[Records — start]
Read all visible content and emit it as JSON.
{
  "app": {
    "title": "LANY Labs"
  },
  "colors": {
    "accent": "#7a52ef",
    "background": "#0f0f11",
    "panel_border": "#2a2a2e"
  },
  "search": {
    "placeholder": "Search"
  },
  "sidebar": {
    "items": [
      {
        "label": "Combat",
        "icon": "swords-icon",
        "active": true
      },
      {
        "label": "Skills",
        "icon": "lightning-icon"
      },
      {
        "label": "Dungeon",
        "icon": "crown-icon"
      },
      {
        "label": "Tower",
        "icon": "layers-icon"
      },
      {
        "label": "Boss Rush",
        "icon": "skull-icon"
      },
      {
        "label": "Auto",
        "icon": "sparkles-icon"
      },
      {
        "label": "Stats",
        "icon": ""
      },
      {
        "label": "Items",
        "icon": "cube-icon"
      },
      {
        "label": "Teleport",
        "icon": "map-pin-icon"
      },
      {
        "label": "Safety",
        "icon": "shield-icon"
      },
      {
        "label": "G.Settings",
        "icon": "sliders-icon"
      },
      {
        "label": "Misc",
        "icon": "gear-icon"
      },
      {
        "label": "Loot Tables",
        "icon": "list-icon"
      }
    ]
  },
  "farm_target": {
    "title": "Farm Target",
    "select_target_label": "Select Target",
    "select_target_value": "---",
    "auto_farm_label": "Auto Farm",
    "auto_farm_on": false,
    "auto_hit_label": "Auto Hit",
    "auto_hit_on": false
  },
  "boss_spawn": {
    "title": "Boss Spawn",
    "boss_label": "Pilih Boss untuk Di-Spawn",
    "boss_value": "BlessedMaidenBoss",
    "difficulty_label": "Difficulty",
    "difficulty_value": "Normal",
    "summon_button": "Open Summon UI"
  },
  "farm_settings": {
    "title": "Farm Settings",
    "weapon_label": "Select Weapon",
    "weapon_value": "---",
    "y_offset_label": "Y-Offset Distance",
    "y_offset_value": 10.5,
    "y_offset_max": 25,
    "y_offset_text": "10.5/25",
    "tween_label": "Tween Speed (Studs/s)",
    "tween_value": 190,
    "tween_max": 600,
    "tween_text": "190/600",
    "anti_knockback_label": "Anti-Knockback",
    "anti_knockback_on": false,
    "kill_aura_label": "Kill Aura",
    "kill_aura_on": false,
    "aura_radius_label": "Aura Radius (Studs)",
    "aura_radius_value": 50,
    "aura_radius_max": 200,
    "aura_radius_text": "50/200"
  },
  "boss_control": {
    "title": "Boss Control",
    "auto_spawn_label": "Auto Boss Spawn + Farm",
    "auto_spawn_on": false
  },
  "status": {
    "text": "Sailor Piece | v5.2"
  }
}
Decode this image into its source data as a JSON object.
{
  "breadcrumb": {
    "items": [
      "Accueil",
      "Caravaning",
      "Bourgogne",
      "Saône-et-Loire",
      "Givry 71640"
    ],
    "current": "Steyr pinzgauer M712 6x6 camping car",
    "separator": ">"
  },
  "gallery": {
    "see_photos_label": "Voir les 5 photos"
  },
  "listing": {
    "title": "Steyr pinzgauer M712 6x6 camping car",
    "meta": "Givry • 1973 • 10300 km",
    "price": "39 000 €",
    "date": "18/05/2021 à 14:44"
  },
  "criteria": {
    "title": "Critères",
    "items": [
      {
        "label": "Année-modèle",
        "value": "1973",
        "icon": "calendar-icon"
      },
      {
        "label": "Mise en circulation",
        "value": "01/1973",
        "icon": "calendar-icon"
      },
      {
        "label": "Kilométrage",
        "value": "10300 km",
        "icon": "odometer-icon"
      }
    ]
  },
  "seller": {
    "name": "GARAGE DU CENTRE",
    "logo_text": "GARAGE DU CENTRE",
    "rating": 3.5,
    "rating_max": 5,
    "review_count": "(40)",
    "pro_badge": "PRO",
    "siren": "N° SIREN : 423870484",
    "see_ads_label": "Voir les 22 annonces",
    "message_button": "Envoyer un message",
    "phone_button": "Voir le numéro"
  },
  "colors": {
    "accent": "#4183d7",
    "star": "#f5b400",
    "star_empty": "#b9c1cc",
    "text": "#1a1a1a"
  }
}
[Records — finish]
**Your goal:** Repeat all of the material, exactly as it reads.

**Solution:**
Read all visible content and emit it as JSON.
{
  "app": {
    "title": "LANY Labs"
  },
  "colors": {
    "accent": "#7a52ef",
    "background": "#0f0f11",
    "panel_border": "#2a2a2e"
  },
  "search": {
    "placeholder": "Search"
  },
  "sidebar": {
    "items": [
      {
        "label": "Combat",
        "icon": "swords-icon",
        "active": true
      },
      {
        "label": "Skills",
        "icon": "lightning-icon"
      },
      {
        "label": "Dungeon",
        "icon": "crown-icon"
      },
      {
        "label": "Tower",
        "icon": "layers-icon"
      },
      {
        "label": "Boss Rush",
        "icon": "skull-icon"
      },
      {
        "label": "Auto",
        "icon": "sparkles-icon"
      },
      {
        "label": "Stats",
        "icon": ""
      },
      {
        "label": "Items",
        "icon": "cube-icon"
      },
      {
        "label": "Teleport",
        "icon": "map-pin-icon"
      },
      {
        "label": "Safety",
        "icon": "shield-icon"
      },
      {
        "label": "G.Settings",
        "icon": "sliders-icon"
      },
      {
        "label": "Misc",
        "icon": "gear-icon"
      },
      {
        "label": "Loot Tables",
        "icon": "list-icon"
      }
    ]
  },
  "farm_target": {
    "title": "Farm Target",
    "select_target_label": "Select Target",
    "select_target_value": "---",
    "auto_farm_label": "Auto Farm",
    "auto_farm_on": false,
    "auto_hit_label": "Auto Hit",
    "auto_hit_on": false
  },
  "boss_spawn": {
    "title": "Boss Spawn",
    "boss_label": "Pilih Boss untuk Di-Spawn",
    "boss_value": "BlessedMaidenBoss",
    "difficulty_label": "Difficulty",
    "difficulty_value": "Normal",
    "summon_button": "Open Summon UI"
  },
  "farm_settings": {
    "title": "Farm Settings",
    "weapon_label": "Select Weapon",
    "weapon_value": "---",
    "y_offset_label": "Y-Offset Distance",
    "y_offset_value": 10.5,
    "y_offset_max": 25,
    "y_offset_text": "10.5/25",
    "tween_label": "Tween Speed (Studs/s)",
    "tween_value": 190,
    "tween_max": 600,
    "tween_text": "190/600",
    "anti_knockback_label": "Anti-Knockback",
    "anti_knockback_on": false,
    "kill_aura_label": "Kill Aura",
    "kill_aura_on": false,
    "aura_radius_label": "Aura Radius (Studs)",
    "aura_radius_value": 50,
    "aura_radius_max": 200,
    "aura_radius_text": "50/200"
  },
  "boss_control": {
    "title": "Boss Control",
    "auto_spawn_label": "Auto Boss Spawn + Farm",
    "auto_spawn_on": false
  },
  "status": {
    "text": "Sailor Piece | v5.2"
  }
}
Decode this image into its source data as a JSON object.
{
  "breadcrumb": {
    "items": [
      "Accueil",
      "Caravaning",
      "Bourgogne",
      "Saône-et-Loire",
      "Givry 71640"
    ],
    "current": "Steyr pinzgauer M712 6x6 camping car",
    "separator": ">"
  },
  "gallery": {
    "see_photos_label": "Voir les 5 photos"
  },
  "listing": {
    "title": "Steyr pinzgauer M712 6x6 camping car",
    "meta": "Givry • 1973 • 10300 km",
    "price": "39 000 €",
    "date": "18/05/2021 à 14:44"
  },
  "criteria": {
    "title": "Critères",
    "items": [
      {
        "label": "Année-modèle",
        "value": "1973",
        "icon": "calendar-icon"
      },
      {
        "label": "Mise en circulation",
        "value": "01/1973",
        "icon": "calendar-icon"
      },
      {
        "label": "Kilométrage",
        "value": "10300 km",
        "icon": "odometer-icon"
      }
    ]
  },
  "seller": {
    "name": "GARAGE DU CENTRE",
    "logo_text": "GARAGE DU CENTRE",
    "rating": 3.5,
    "rating_max": 5,
    "review_count": "(40)",
    "pro_badge": "PRO",
    "siren": "N° SIREN : 423870484",
    "see_ads_label": "Voir les 22 annonces",
    "message_button": "Envoyer un message",
    "phone_button": "Voir le numéro"
  },
  "colors": {
    "accent": "#4183d7",
    "star": "#f5b400",
    "star_empty": "#b9c1cc",
    "text": "#1a1a1a"
  }
}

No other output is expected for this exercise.